Each week, the editorial staff of the Review meets to discuss ideas for the coming edition. Emerging out of this is a “story budget,” which is a term of art that is essentially a list of stories to work on.
Topping Deputy Editor Sarah Wright’s list this week was a story on vaccine data. Wright is devoting most of her time these days to reporting on the vaccine rollout and the progress of efforts to end the pandemic generally. For her data story, she included the questions she would like answered: How many vaccines have been administered so far, and why don’t we have an exact number? How many have been received? Who is tracking them? Are any going to waste? How do we know they’re getting to the people who need them? Is the data getting to the state? When can we expect routine reporting? How are they confirming that the right people are getting it? Did the sheriff get one? Should he since he is technically a first responder but not really on the front lines? How about water district employees? Aren’t they critical?
And so on.
She had another laundry list of questions about the next group — so called “1b,” which is comprised of people 75 and up as well as frontline essential workers — due to receive the vaccine. Will the county follow the state recommendations? Is there a written plan for 1b as there was for 1a? How will the next group get their vaccine? Who isn’t included? How will they be informed? Will employers be involved? Is the county learning mistakes elsewhere?

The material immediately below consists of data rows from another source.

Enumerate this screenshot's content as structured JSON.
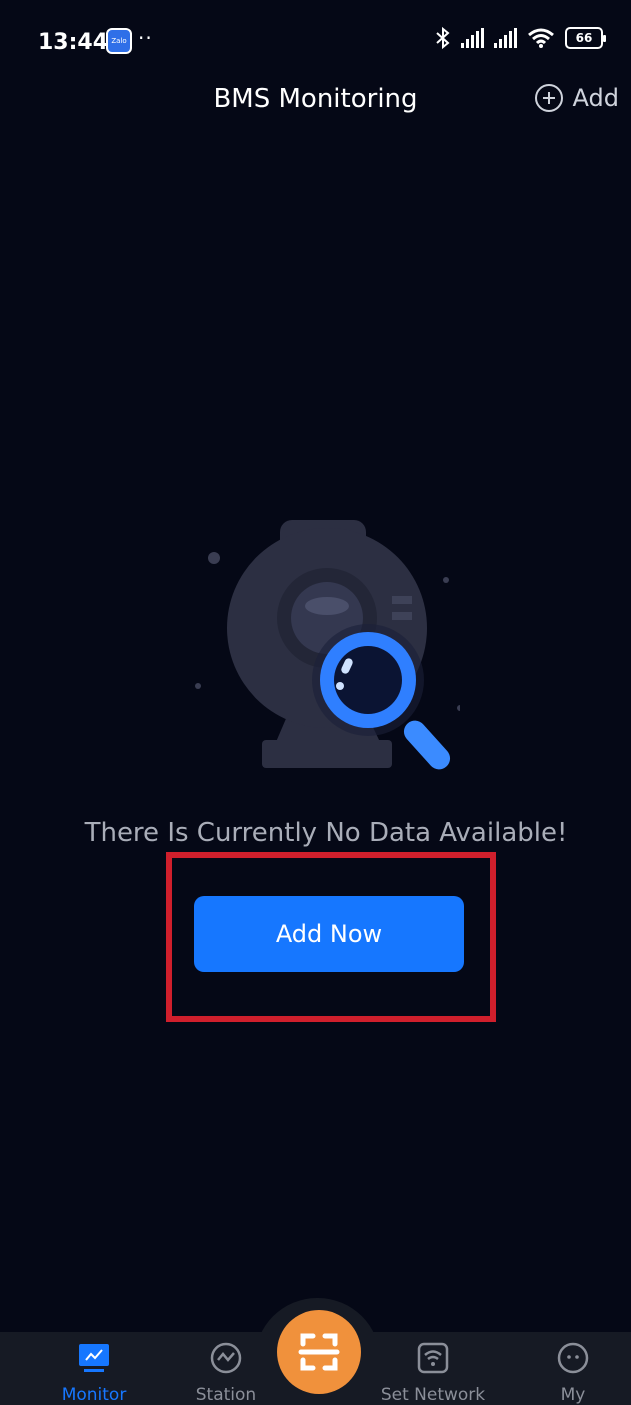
{
  "status_bar": {
    "time": "13:44",
    "app_badge": "Zalo",
    "dots": "··",
    "battery": "66"
  },
  "header": {
    "title": "BMS Monitoring",
    "add_label": "Add"
  },
  "empty_state": {
    "message": "There Is Currently No Data Available!",
    "button_label": "Add Now"
  },
  "bottom_nav": {
    "items": [
      {
        "label": "Monitor",
        "icon": "monitor-chart-icon",
        "active": true
      },
      {
        "label": "Station",
        "icon": "station-gauge-icon",
        "active": false
      },
      {
        "label": "Set Network",
        "icon": "wifi-icon",
        "active": false
      },
      {
        "label": "My",
        "icon": "profile-face-icon",
        "active": false
      }
    ],
    "scan_icon": "scan-icon"
  },
  "colors": {
    "background": "#050816",
    "accent": "#1677ff",
    "scan_button": "#f0913c",
    "highlight": "#d01f2c"
  }
}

The answers to most of these questions prove elusive at this writing. That isn’t necessarily because of government incompetence or a bureaucrat’s efforts to ignore our questions. Some of these questions just are not that simple and most have not been asked before.
Those of us who believe in science are anxiously awaiting our turn to get vaccinated. The development of these vaccines is not a miracle even though it may seem miraculous that these shots are arriving years earlier than any vaccines ever before developed. No, they are the result of rigorous around-the-clock scientific efforts conducted across the globe, some of it making use of research into mRNA technology that was ongoing before this pandemic.
There is less scientific method involved in deciding who gets a shot first. There is no reason to set the bar for 1b at 75, for example. And deciding which essential workers are more at risk than others is hardly a scientific exercise.
We were struck by something Half Moon Bay Dr. Dan McMillan told Wright this week. McMillan said he is telling his anxious patients not to be overly concerned about exactly when they get the shot or shots necessary to avoid this deadly virus. He notes we will still need to wear a mask and maintain our distance even after being vaccinated, at least for a while. In other words: the timing of your shot will not change your life in an instant.
So let’s follow the doctor’s advice. Watch for your turn in line. Until then, follow proper personal hygiene and the latest precautions offered by public health professionals. Stay at home as much as possible. Use the tools you have at your own disposal and, eventually, science will have its day.
— Clay Lambert